Wow, so it has been a month since the last entry. I cannot believe how fast time flies when work begins to occupy more of ones time, and the last month has been most busy. So, last time we tuned in, I had just gotten back from Sarasota Florida. The month since then has been filled with a number of tasks including troubleshooting our Creo scanner, which ultimately went back to the manufacturer after numerous parts had been shipped to us and it became apparent that our scanner had not one, not two, but multiple defects that were confirmed by a visit from a service engineer. So, back in the box and we are now awaiting instructions on its replacement. I must say that I am quite concerned about this company as it is the second company that we have done business with that Kodak has purchased. The last one, RSI was purchased by Kodak and was recently sold to ITT’s Space Division along with Kodak’s remote sensing division. When Kodak purchased RSI, they royally hosed us and other OS X users by initially canceling IDL development for OSX which resulted in a not insignificant outcry from some very influential customers including NASA. Kodak bowed to this pressure by reinstating development of IDL for OS X, but the problem with the reinstatement was that Kodak cheaped out and decided they were not going to put any effort into building a GUI, instead relying on a standard *NIX x-windows type (X11) interface. This was very irritating, and things are not off to a good start with Kodak’s purchase of Creo. However, the new one was shipped to us in record time, arriving just this morning through the efforts of the service engineer Alan, so we’ll see how things turn out.

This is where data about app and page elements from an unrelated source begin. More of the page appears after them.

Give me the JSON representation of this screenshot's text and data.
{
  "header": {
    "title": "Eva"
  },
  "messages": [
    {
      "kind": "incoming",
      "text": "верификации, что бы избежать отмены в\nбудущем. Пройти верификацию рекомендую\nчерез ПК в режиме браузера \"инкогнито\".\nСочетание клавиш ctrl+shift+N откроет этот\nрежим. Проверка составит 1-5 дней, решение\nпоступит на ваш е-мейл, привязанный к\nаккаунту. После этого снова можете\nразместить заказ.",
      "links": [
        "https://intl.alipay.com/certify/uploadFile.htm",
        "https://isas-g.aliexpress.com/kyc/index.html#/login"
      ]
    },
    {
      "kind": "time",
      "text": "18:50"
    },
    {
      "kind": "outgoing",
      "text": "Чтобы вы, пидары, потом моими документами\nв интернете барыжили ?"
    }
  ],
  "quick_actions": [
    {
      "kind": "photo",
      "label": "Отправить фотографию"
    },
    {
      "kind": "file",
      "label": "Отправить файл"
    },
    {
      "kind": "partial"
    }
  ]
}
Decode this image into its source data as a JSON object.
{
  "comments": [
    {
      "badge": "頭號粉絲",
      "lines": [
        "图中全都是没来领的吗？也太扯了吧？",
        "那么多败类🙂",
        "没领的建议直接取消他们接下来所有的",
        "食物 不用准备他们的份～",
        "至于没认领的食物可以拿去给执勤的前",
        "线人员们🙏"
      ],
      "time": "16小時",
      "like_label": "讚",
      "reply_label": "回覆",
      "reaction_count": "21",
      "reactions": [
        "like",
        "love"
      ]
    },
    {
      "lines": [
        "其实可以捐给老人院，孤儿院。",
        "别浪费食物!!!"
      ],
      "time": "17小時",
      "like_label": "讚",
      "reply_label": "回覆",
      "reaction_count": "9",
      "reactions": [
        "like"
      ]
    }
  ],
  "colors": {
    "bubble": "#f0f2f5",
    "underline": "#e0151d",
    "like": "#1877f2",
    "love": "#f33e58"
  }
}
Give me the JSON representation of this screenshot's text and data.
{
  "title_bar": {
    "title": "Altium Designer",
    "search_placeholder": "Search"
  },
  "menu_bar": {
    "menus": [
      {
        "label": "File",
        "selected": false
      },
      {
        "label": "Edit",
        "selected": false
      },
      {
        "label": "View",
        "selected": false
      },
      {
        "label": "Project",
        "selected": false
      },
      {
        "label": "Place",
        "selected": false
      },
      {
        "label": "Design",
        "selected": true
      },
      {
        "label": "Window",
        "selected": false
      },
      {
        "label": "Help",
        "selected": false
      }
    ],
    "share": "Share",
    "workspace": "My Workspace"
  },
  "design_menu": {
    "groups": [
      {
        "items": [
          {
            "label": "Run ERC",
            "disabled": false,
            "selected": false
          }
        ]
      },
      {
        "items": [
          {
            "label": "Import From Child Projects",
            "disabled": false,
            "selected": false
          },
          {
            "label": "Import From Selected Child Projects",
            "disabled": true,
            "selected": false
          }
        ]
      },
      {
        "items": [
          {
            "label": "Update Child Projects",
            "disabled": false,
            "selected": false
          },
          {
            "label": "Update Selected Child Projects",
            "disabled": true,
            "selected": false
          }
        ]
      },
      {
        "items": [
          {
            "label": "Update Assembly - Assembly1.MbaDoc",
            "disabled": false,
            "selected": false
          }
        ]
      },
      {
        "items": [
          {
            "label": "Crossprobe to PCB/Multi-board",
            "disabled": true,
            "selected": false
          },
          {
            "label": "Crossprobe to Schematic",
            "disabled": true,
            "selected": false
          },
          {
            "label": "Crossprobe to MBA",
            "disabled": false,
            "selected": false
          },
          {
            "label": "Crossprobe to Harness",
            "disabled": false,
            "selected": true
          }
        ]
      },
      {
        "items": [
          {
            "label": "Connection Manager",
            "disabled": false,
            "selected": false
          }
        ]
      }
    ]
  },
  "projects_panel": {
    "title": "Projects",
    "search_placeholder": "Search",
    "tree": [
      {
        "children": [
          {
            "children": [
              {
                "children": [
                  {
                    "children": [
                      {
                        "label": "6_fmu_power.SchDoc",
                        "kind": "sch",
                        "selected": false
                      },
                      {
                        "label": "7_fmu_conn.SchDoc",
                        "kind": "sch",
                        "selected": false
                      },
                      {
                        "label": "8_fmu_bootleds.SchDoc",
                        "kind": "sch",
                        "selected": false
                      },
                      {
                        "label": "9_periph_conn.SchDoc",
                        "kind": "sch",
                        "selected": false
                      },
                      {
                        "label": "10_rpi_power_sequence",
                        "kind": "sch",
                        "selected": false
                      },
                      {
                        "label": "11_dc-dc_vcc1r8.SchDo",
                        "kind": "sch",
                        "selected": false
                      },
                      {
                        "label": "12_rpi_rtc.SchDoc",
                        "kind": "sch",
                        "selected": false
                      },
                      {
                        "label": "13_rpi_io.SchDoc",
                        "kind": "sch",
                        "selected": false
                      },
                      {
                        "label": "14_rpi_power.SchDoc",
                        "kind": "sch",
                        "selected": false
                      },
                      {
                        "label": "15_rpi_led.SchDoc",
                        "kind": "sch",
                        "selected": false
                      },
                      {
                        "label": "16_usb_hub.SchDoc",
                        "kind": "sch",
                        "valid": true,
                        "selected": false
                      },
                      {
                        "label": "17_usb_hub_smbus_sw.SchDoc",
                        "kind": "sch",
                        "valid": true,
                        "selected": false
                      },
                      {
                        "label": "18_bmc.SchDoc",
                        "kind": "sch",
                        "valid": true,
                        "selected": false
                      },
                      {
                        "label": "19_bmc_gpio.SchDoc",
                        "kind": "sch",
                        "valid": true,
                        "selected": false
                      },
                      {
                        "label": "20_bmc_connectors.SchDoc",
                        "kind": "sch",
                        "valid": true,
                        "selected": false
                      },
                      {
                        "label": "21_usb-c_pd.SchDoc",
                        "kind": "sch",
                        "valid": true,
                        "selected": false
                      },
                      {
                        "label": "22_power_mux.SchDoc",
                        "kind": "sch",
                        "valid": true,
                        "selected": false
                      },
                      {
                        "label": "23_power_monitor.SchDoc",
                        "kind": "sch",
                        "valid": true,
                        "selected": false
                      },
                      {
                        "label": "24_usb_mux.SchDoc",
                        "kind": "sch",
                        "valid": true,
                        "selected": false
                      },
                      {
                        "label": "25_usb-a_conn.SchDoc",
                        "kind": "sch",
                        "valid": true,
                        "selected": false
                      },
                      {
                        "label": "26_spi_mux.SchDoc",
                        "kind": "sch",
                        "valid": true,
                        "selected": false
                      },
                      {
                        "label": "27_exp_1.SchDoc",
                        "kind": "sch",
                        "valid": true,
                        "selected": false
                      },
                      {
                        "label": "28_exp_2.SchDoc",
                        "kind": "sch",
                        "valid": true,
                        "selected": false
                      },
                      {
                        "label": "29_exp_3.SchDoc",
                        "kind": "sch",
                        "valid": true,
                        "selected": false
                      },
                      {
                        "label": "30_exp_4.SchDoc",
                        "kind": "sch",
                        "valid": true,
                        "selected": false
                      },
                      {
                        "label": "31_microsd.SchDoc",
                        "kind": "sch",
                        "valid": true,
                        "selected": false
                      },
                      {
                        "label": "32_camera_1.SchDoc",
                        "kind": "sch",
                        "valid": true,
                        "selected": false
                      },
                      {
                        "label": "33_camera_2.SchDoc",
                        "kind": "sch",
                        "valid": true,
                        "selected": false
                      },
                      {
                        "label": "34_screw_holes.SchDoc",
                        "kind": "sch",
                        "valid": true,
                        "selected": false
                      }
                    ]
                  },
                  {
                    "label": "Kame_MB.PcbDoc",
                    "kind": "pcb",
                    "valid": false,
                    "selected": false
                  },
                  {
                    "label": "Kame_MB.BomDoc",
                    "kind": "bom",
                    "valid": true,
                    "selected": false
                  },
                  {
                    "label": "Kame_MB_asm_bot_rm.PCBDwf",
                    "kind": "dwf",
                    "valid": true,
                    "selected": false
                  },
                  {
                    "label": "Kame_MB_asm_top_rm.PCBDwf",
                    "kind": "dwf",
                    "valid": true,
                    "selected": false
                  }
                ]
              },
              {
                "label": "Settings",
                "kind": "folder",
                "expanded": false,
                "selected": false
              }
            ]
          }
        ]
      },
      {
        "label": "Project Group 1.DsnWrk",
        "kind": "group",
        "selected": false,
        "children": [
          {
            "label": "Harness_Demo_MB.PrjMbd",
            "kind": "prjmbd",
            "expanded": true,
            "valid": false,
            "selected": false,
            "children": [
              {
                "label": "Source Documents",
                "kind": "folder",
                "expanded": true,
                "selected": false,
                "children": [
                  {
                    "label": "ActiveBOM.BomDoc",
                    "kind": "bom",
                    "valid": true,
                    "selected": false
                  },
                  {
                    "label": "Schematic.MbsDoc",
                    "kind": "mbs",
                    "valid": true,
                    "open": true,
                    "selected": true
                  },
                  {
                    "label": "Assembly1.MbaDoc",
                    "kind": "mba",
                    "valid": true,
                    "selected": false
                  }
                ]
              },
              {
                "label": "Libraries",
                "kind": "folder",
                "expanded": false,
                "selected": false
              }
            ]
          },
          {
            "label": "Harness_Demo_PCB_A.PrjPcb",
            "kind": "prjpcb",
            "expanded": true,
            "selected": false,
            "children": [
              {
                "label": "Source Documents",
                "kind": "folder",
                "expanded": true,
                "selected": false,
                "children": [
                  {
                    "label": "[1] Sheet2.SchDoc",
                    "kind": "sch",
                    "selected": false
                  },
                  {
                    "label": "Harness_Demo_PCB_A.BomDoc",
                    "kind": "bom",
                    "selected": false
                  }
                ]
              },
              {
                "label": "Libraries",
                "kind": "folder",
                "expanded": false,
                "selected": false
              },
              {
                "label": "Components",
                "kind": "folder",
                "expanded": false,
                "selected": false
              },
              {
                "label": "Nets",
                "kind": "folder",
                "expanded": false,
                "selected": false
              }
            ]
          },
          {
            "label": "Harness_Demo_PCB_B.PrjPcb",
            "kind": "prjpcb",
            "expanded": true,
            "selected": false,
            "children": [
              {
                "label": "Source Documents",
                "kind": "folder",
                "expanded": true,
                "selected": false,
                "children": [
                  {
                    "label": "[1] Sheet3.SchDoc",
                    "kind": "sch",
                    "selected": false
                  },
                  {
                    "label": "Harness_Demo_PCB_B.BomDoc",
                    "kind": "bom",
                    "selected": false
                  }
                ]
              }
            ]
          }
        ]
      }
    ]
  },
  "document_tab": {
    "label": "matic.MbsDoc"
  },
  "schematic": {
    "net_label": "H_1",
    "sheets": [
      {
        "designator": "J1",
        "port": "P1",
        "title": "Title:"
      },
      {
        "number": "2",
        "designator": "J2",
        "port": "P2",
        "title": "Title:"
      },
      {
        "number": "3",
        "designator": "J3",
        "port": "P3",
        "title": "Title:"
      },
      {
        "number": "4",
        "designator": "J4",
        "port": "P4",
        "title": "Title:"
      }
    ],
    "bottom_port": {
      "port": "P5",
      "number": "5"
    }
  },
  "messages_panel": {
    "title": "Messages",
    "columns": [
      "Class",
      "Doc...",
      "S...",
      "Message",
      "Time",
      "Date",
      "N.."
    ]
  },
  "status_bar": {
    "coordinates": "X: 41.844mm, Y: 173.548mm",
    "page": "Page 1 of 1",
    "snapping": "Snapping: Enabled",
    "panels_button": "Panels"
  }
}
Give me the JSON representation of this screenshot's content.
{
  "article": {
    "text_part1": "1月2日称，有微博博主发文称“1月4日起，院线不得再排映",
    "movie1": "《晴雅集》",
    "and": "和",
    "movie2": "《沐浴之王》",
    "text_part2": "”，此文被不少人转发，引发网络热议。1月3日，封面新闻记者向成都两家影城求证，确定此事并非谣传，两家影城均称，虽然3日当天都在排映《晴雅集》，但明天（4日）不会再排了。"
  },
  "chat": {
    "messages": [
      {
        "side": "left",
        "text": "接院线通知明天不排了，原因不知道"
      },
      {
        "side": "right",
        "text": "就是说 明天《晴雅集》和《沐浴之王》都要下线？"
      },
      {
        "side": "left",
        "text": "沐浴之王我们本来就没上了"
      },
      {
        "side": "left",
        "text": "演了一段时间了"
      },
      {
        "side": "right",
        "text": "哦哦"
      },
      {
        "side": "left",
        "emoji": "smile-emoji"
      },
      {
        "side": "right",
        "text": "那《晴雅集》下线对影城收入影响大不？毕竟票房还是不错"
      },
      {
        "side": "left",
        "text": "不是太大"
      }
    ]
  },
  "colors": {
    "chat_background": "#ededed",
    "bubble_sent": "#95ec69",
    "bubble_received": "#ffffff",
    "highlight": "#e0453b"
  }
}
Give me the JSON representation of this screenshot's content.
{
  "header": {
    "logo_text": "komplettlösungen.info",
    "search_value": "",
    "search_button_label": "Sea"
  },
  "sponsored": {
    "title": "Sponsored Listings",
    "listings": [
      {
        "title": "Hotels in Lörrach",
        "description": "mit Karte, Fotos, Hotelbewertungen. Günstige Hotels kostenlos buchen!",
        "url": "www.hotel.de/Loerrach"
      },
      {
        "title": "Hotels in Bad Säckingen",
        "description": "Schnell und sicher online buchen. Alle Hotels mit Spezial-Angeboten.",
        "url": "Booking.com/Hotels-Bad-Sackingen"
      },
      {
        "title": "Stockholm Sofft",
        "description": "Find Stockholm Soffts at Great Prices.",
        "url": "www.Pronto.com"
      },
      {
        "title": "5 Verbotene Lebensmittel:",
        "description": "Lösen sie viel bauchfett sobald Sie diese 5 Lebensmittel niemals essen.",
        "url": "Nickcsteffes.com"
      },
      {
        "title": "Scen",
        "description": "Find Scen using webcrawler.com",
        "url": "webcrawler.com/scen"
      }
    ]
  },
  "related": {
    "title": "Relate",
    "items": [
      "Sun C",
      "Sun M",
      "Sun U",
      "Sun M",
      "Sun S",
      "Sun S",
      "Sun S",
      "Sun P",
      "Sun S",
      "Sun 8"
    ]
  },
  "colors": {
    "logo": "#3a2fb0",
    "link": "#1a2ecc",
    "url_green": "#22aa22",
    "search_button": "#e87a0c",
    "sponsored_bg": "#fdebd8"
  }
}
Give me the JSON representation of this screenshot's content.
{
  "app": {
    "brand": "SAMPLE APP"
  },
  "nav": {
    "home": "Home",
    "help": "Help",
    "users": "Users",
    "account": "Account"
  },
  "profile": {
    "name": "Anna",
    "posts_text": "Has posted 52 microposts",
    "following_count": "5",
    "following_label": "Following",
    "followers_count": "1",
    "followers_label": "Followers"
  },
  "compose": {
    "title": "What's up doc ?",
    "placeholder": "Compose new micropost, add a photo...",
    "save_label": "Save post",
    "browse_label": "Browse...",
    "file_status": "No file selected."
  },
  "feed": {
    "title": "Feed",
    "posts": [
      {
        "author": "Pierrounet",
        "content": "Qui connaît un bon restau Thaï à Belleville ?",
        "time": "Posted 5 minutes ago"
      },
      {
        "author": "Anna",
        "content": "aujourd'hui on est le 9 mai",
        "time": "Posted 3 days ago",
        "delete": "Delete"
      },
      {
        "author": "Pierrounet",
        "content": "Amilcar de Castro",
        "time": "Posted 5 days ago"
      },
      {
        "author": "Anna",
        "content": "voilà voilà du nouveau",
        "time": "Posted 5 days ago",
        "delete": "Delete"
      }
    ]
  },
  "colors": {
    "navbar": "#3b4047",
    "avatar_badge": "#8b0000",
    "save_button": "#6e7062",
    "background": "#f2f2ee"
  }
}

Other exciting developments included more work on developing project “X” for future expansion and potential funding. Thanks to my friend David Spann, I had a meeting with vSpring’s Dinesh Patel and we’ll see where things go in the not too distant future. I’ve also been looking for Cocoa developers to port our cellkit application to a native OSX app, and have been searching for additional lab members which has proven quite fruitful. It appears two new undergraduates are going to be starting as well as a first year medical student and a neuroscience student doing his rotation. To wrap the last four weeks up, thanks to Ben and Todd, I just finished my teaching duties for the second year medical students.
I also got my part of the grant that my friends at Stanford are working on completed and sent off last Thursday and had a meeting with all of the senior Adobe Photoshop engineers and product managers that was quite interesting. Hey John and Ashley, thanks for the t-shirt! I’ll send you some more information soon on requirements and interface issues.
I obviously have not gotten much time in for writing the light damage paper (sorry Robert, Dan and Dana), but that is next on my list of things to clean off the plate before things heat up again next week with a visit from Steve Fisher and his laboratory to learn just what it is that we do.
However, I have had some fun in between all the craziness. Last week on a beautiful fall day, I had a great tour of the new Moran Eye Center that is undergoing construction. My tour guide was our Administrative Director, Wayne Imbrescia.
Wayne pointing out details on the blueprints of the new building. Our lab, should we stay here in SLC is going to be pretty swanky.
Hard hat and boots are required attire for touring the construction site. Perhaps when the building is finished, the next time you see me on this floor, there’ll be a party and I’ll bust out the tuxedo.
The new building will contain approximately 200,000 square feet with extensive space for us basic science researchers and the clinical side of things. The space is fairly luxurious and should make for a productive environment with which to continue research into artificial vision, ophthalmic genetics, retinal anatomy and physiology, retinal degenerative diseases and potential vision restoration. I was able to capture this view looking East from a part of the Moran II that will never again be accessible once the building is completed.
When completed the building will resemble this CG model as seen from the golf course in front of the building. This gives you some idea for what the building will look like when completed. It’s not far away as almost all of the exterior work has been completed and they are now working on the inside. The complete right half of the building will be dedicated to research and will be where all of our labs are, whereas the left half of the building will be dedicated to patients and clinical work. It will easily be one of the premiere vision institutes in the world when completed.
From the inside and up close, the new John A Moran Moran Eye Center is much bigger than it seems from the illustrations, and it has amazing space. Additionally, the view is almost unparalleled in the valley with this panorama being visible from the patient waiting areas as well as the research lounge as the central portion of the building has been designed with structural glass that will allow unobstructed views.
Click this link for a full resolution (18MB jpg file) panorama of the SLC valley on a beautiful fall day from the front of the Moran II.
H and I also had an opportunity to get down to Southern Utah last weekend for the birthday celebrations of my nephew and grandmother. Unfortunately the trip was quick and we did not get as much time as I would have liked to visit with everyone as I had to get back to teaching duties last Monday.
H and I making ourselves comfortable.
My sister, E and I had dueling cameras to document the festivities.
My nephew, I. Isn’t he awfully cute?
My dad and the first grandson.
My grandmother in her Halloween regalia.
Oh, yeah. The introductory image is a bronze at the University of Utah Museum of Fine Arts that someone told me reminded them of me. I am not sure why as I don’t routinely go around wearing Roman Legionnaires armor, but hey…. Who knows?